**Material provided:**

========

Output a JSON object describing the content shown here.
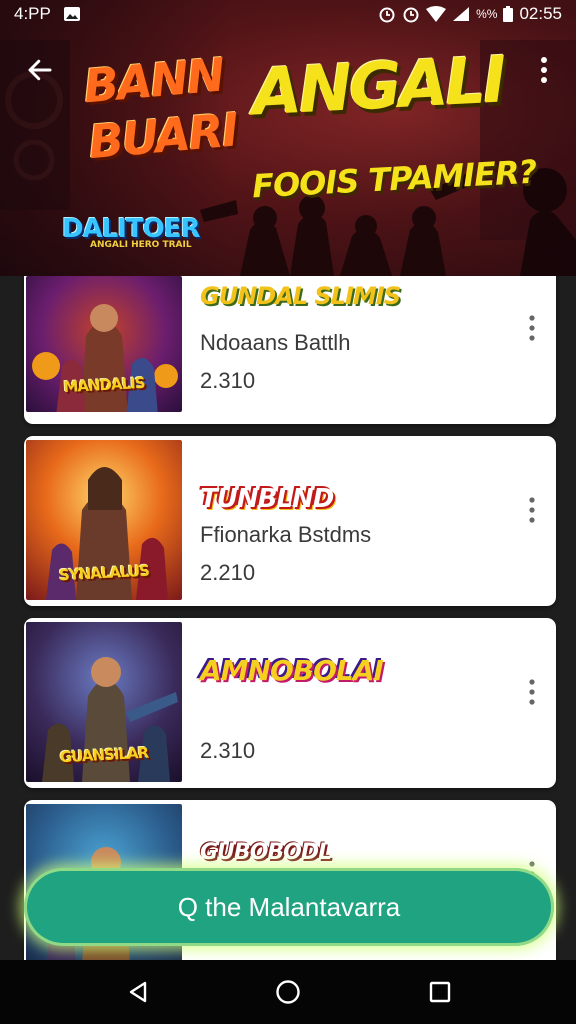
{
  "status_bar": {
    "time_left": "4:PP",
    "battery_text": "%%",
    "clock": "02:55"
  },
  "banner": {
    "title_line1": "BANN",
    "title_line2": "BUARI",
    "title_big": "ANGALI",
    "subtitle": "FOOIS TPAMIER?",
    "logo": "DALITOER",
    "logo_sub": "ANGALI HERO TRAIL"
  },
  "games": [
    {
      "thumb_caption": "MANDALIS",
      "logo_text": "GUNDAL SLIMIS",
      "title": "Ndoaans Battlh",
      "count": "2.310"
    },
    {
      "thumb_caption": "SYNALALUS",
      "logo_text": "TUNBLND",
      "title": "Ffionarka Bstdms",
      "count": "2.210"
    },
    {
      "thumb_caption": "GUANSILAR",
      "logo_text": "AMNOBOLAI",
      "title": "",
      "count": "2.310"
    },
    {
      "thumb_caption": "",
      "logo_text": "GUBOBODL",
      "title": "",
      "count": ""
    }
  ],
  "cta": {
    "label": "Q the Malantavarra"
  },
  "colors": {
    "accent": "#1fa380",
    "banner": "#5b1619",
    "title_yellow": "#f5e21b",
    "title_orange": "#ff6a1c"
  },
  "icons": {
    "back": "arrow-left-icon",
    "more": "more-vert-icon",
    "card_menu": "more-vert-icon",
    "nav_back": "triangle-back-icon",
    "nav_home": "circle-home-icon",
    "nav_recents": "square-recents-icon"
  }
}
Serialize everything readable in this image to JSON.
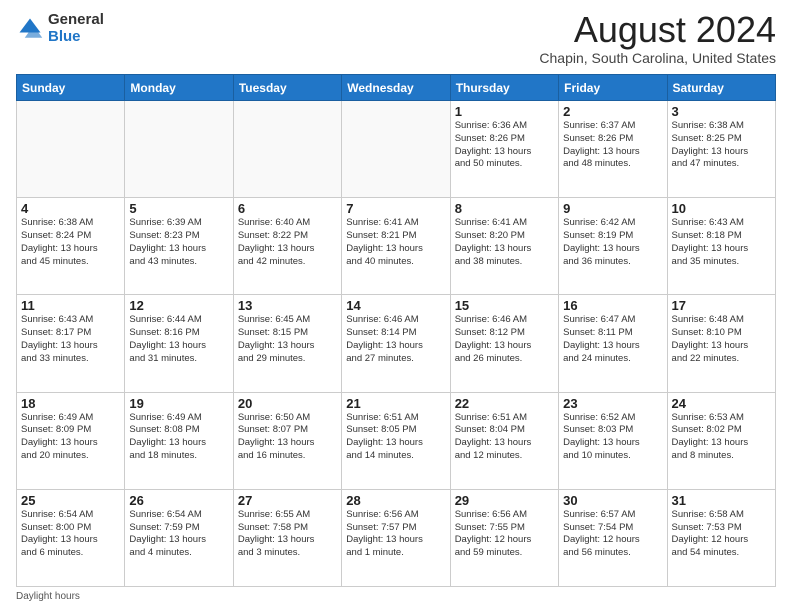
{
  "header": {
    "logo_general": "General",
    "logo_blue": "Blue",
    "month_year": "August 2024",
    "location": "Chapin, South Carolina, United States"
  },
  "days_of_week": [
    "Sunday",
    "Monday",
    "Tuesday",
    "Wednesday",
    "Thursday",
    "Friday",
    "Saturday"
  ],
  "weeks": [
    [
      {
        "day": "",
        "info": ""
      },
      {
        "day": "",
        "info": ""
      },
      {
        "day": "",
        "info": ""
      },
      {
        "day": "",
        "info": ""
      },
      {
        "day": "1",
        "info": "Sunrise: 6:36 AM\nSunset: 8:26 PM\nDaylight: 13 hours\nand 50 minutes."
      },
      {
        "day": "2",
        "info": "Sunrise: 6:37 AM\nSunset: 8:26 PM\nDaylight: 13 hours\nand 48 minutes."
      },
      {
        "day": "3",
        "info": "Sunrise: 6:38 AM\nSunset: 8:25 PM\nDaylight: 13 hours\nand 47 minutes."
      }
    ],
    [
      {
        "day": "4",
        "info": "Sunrise: 6:38 AM\nSunset: 8:24 PM\nDaylight: 13 hours\nand 45 minutes."
      },
      {
        "day": "5",
        "info": "Sunrise: 6:39 AM\nSunset: 8:23 PM\nDaylight: 13 hours\nand 43 minutes."
      },
      {
        "day": "6",
        "info": "Sunrise: 6:40 AM\nSunset: 8:22 PM\nDaylight: 13 hours\nand 42 minutes."
      },
      {
        "day": "7",
        "info": "Sunrise: 6:41 AM\nSunset: 8:21 PM\nDaylight: 13 hours\nand 40 minutes."
      },
      {
        "day": "8",
        "info": "Sunrise: 6:41 AM\nSunset: 8:20 PM\nDaylight: 13 hours\nand 38 minutes."
      },
      {
        "day": "9",
        "info": "Sunrise: 6:42 AM\nSunset: 8:19 PM\nDaylight: 13 hours\nand 36 minutes."
      },
      {
        "day": "10",
        "info": "Sunrise: 6:43 AM\nSunset: 8:18 PM\nDaylight: 13 hours\nand 35 minutes."
      }
    ],
    [
      {
        "day": "11",
        "info": "Sunrise: 6:43 AM\nSunset: 8:17 PM\nDaylight: 13 hours\nand 33 minutes."
      },
      {
        "day": "12",
        "info": "Sunrise: 6:44 AM\nSunset: 8:16 PM\nDaylight: 13 hours\nand 31 minutes."
      },
      {
        "day": "13",
        "info": "Sunrise: 6:45 AM\nSunset: 8:15 PM\nDaylight: 13 hours\nand 29 minutes."
      },
      {
        "day": "14",
        "info": "Sunrise: 6:46 AM\nSunset: 8:14 PM\nDaylight: 13 hours\nand 27 minutes."
      },
      {
        "day": "15",
        "info": "Sunrise: 6:46 AM\nSunset: 8:12 PM\nDaylight: 13 hours\nand 26 minutes."
      },
      {
        "day": "16",
        "info": "Sunrise: 6:47 AM\nSunset: 8:11 PM\nDaylight: 13 hours\nand 24 minutes."
      },
      {
        "day": "17",
        "info": "Sunrise: 6:48 AM\nSunset: 8:10 PM\nDaylight: 13 hours\nand 22 minutes."
      }
    ],
    [
      {
        "day": "18",
        "info": "Sunrise: 6:49 AM\nSunset: 8:09 PM\nDaylight: 13 hours\nand 20 minutes."
      },
      {
        "day": "19",
        "info": "Sunrise: 6:49 AM\nSunset: 8:08 PM\nDaylight: 13 hours\nand 18 minutes."
      },
      {
        "day": "20",
        "info": "Sunrise: 6:50 AM\nSunset: 8:07 PM\nDaylight: 13 hours\nand 16 minutes."
      },
      {
        "day": "21",
        "info": "Sunrise: 6:51 AM\nSunset: 8:05 PM\nDaylight: 13 hours\nand 14 minutes."
      },
      {
        "day": "22",
        "info": "Sunrise: 6:51 AM\nSunset: 8:04 PM\nDaylight: 13 hours\nand 12 minutes."
      },
      {
        "day": "23",
        "info": "Sunrise: 6:52 AM\nSunset: 8:03 PM\nDaylight: 13 hours\nand 10 minutes."
      },
      {
        "day": "24",
        "info": "Sunrise: 6:53 AM\nSunset: 8:02 PM\nDaylight: 13 hours\nand 8 minutes."
      }
    ],
    [
      {
        "day": "25",
        "info": "Sunrise: 6:54 AM\nSunset: 8:00 PM\nDaylight: 13 hours\nand 6 minutes."
      },
      {
        "day": "26",
        "info": "Sunrise: 6:54 AM\nSunset: 7:59 PM\nDaylight: 13 hours\nand 4 minutes."
      },
      {
        "day": "27",
        "info": "Sunrise: 6:55 AM\nSunset: 7:58 PM\nDaylight: 13 hours\nand 3 minutes."
      },
      {
        "day": "28",
        "info": "Sunrise: 6:56 AM\nSunset: 7:57 PM\nDaylight: 13 hours\nand 1 minute."
      },
      {
        "day": "29",
        "info": "Sunrise: 6:56 AM\nSunset: 7:55 PM\nDaylight: 12 hours\nand 59 minutes."
      },
      {
        "day": "30",
        "info": "Sunrise: 6:57 AM\nSunset: 7:54 PM\nDaylight: 12 hours\nand 56 minutes."
      },
      {
        "day": "31",
        "info": "Sunrise: 6:58 AM\nSunset: 7:53 PM\nDaylight: 12 hours\nand 54 minutes."
      }
    ]
  ],
  "footer": {
    "daylight_hours_label": "Daylight hours"
  }
}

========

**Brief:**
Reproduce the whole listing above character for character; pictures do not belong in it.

**Your solution:**
Output a JSON object describing the content shown here.
{
  "status_bar": {
    "time_left": "4:PP",
    "battery_text": "%%",
    "clock": "02:55"
  },
  "banner": {
    "title_line1": "BANN",
    "title_line2": "BUARI",
    "title_big": "ANGALI",
    "subtitle": "FOOIS TPAMIER?",
    "logo": "DALITOER",
    "logo_sub": "ANGALI HERO TRAIL"
  },
  "games": [
    {
      "thumb_caption": "MANDALIS",
      "logo_text": "GUNDAL SLIMIS",
      "title": "Ndoaans Battlh",
      "count": "2.310"
    },
    {
      "thumb_caption": "SYNALALUS",
      "logo_text": "TUNBLND",
      "title": "Ffionarka Bstdms",
      "count": "2.210"
    },
    {
      "thumb_caption": "GUANSILAR",
      "logo_text": "AMNOBOLAI",
      "title": "",
      "count": "2.310"
    },
    {
      "thumb_caption": "",
      "logo_text": "GUBOBODL",
      "title": "",
      "count": ""
    }
  ],
  "cta": {
    "label": "Q the Malantavarra"
  },
  "colors": {
    "accent": "#1fa380",
    "banner": "#5b1619",
    "title_yellow": "#f5e21b",
    "title_orange": "#ff6a1c"
  },
  "icons": {
    "back": "arrow-left-icon",
    "more": "more-vert-icon",
    "card_menu": "more-vert-icon",
    "nav_back": "triangle-back-icon",
    "nav_home": "circle-home-icon",
    "nav_recents": "square-recents-icon"
  }
}
Serialize everything readable in this image to JSON.
{
  "header": {
    "logo_general": "General",
    "logo_blue": "Blue",
    "month_year": "August 2024",
    "location": "Chapin, South Carolina, United States"
  },
  "days_of_week": [
    "Sunday",
    "Monday",
    "Tuesday",
    "Wednesday",
    "Thursday",
    "Friday",
    "Saturday"
  ],
  "weeks": [
    [
      {
        "day": "",
        "info": ""
      },
      {
        "day": "",
        "info": ""
      },
      {
        "day": "",
        "info": ""
      },
      {
        "day": "",
        "info": ""
      },
      {
        "day": "1",
        "info": "Sunrise: 6:36 AM\nSunset: 8:26 PM\nDaylight: 13 hours\nand 50 minutes."
      },
      {
        "day": "2",
        "info": "Sunrise: 6:37 AM\nSunset: 8:26 PM\nDaylight: 13 hours\nand 48 minutes."
      },
      {
        "day": "3",
        "info": "Sunrise: 6:38 AM\nSunset: 8:25 PM\nDaylight: 13 hours\nand 47 minutes."
      }
    ],
    [
      {
        "day": "4",
        "info": "Sunrise: 6:38 AM\nSunset: 8:24 PM\nDaylight: 13 hours\nand 45 minutes."
      },
      {
        "day": "5",
        "info": "Sunrise: 6:39 AM\nSunset: 8:23 PM\nDaylight: 13 hours\nand 43 minutes."
      },
      {
        "day": "6",
        "info": "Sunrise: 6:40 AM\nSunset: 8:22 PM\nDaylight: 13 hours\nand 42 minutes."
      },
      {
        "day": "7",
        "info": "Sunrise: 6:41 AM\nSunset: 8:21 PM\nDaylight: 13 hours\nand 40 minutes."
      },
      {
        "day": "8",
        "info": "Sunrise: 6:41 AM\nSunset: 8:20 PM\nDaylight: 13 hours\nand 38 minutes."
      },
      {
        "day": "9",
        "info": "Sunrise: 6:42 AM\nSunset: 8:19 PM\nDaylight: 13 hours\nand 36 minutes."
      },
      {
        "day": "10",
        "info": "Sunrise: 6:43 AM\nSunset: 8:18 PM\nDaylight: 13 hours\nand 35 minutes."
      }
    ],
    [
      {
        "day": "11",
        "info": "Sunrise: 6:43 AM\nSunset: 8:17 PM\nDaylight: 13 hours\nand 33 minutes."
      },
      {
        "day": "12",
        "info": "Sunrise: 6:44 AM\nSunset: 8:16 PM\nDaylight: 13 hours\nand 31 minutes."
      },
      {
        "day": "13",
        "info": "Sunrise: 6:45 AM\nSunset: 8:15 PM\nDaylight: 13 hours\nand 29 minutes."
      },
      {
        "day": "14",
        "info": "Sunrise: 6:46 AM\nSunset: 8:14 PM\nDaylight: 13 hours\nand 27 minutes."
      },
      {
        "day": "15",
        "info": "Sunrise: 6:46 AM\nSunset: 8:12 PM\nDaylight: 13 hours\nand 26 minutes."
      },
      {
        "day": "16",
        "info": "Sunrise: 6:47 AM\nSunset: 8:11 PM\nDaylight: 13 hours\nand 24 minutes."
      },
      {
        "day": "17",
        "info": "Sunrise: 6:48 AM\nSunset: 8:10 PM\nDaylight: 13 hours\nand 22 minutes."
      }
    ],
    [
      {
        "day": "18",
        "info": "Sunrise: 6:49 AM\nSunset: 8:09 PM\nDaylight: 13 hours\nand 20 minutes."
      },
      {
        "day": "19",
        "info": "Sunrise: 6:49 AM\nSunset: 8:08 PM\nDaylight: 13 hours\nand 18 minutes."
      },
      {
        "day": "20",
        "info": "Sunrise: 6:50 AM\nSunset: 8:07 PM\nDaylight: 13 hours\nand 16 minutes."
      },
      {
        "day": "21",
        "info": "Sunrise: 6:51 AM\nSunset: 8:05 PM\nDaylight: 13 hours\nand 14 minutes."
      },
      {
        "day": "22",
        "info": "Sunrise: 6:51 AM\nSunset: 8:04 PM\nDaylight: 13 hours\nand 12 minutes."
      },
      {
        "day": "23",
        "info": "Sunrise: 6:52 AM\nSunset: 8:03 PM\nDaylight: 13 hours\nand 10 minutes."
      },
      {
        "day": "24",
        "info": "Sunrise: 6:53 AM\nSunset: 8:02 PM\nDaylight: 13 hours\nand 8 minutes."
      }
    ],
    [
      {
        "day": "25",
        "info": "Sunrise: 6:54 AM\nSunset: 8:00 PM\nDaylight: 13 hours\nand 6 minutes."
      },
      {
        "day": "26",
        "info": "Sunrise: 6:54 AM\nSunset: 7:59 PM\nDaylight: 13 hours\nand 4 minutes."
      },
      {
        "day": "27",
        "info": "Sunrise: 6:55 AM\nSunset: 7:58 PM\nDaylight: 13 hours\nand 3 minutes."
      },
      {
        "day": "28",
        "info": "Sunrise: 6:56 AM\nSunset: 7:57 PM\nDaylight: 13 hours\nand 1 minute."
      },
      {
        "day": "29",
        "info": "Sunrise: 6:56 AM\nSunset: 7:55 PM\nDaylight: 12 hours\nand 59 minutes."
      },
      {
        "day": "30",
        "info": "Sunrise: 6:57 AM\nSunset: 7:54 PM\nDaylight: 12 hours\nand 56 minutes."
      },
      {
        "day": "31",
        "info": "Sunrise: 6:58 AM\nSunset: 7:53 PM\nDaylight: 12 hours\nand 54 minutes."
      }
    ]
  ],
  "footer": {
    "daylight_hours_label": "Daylight hours"
  }
}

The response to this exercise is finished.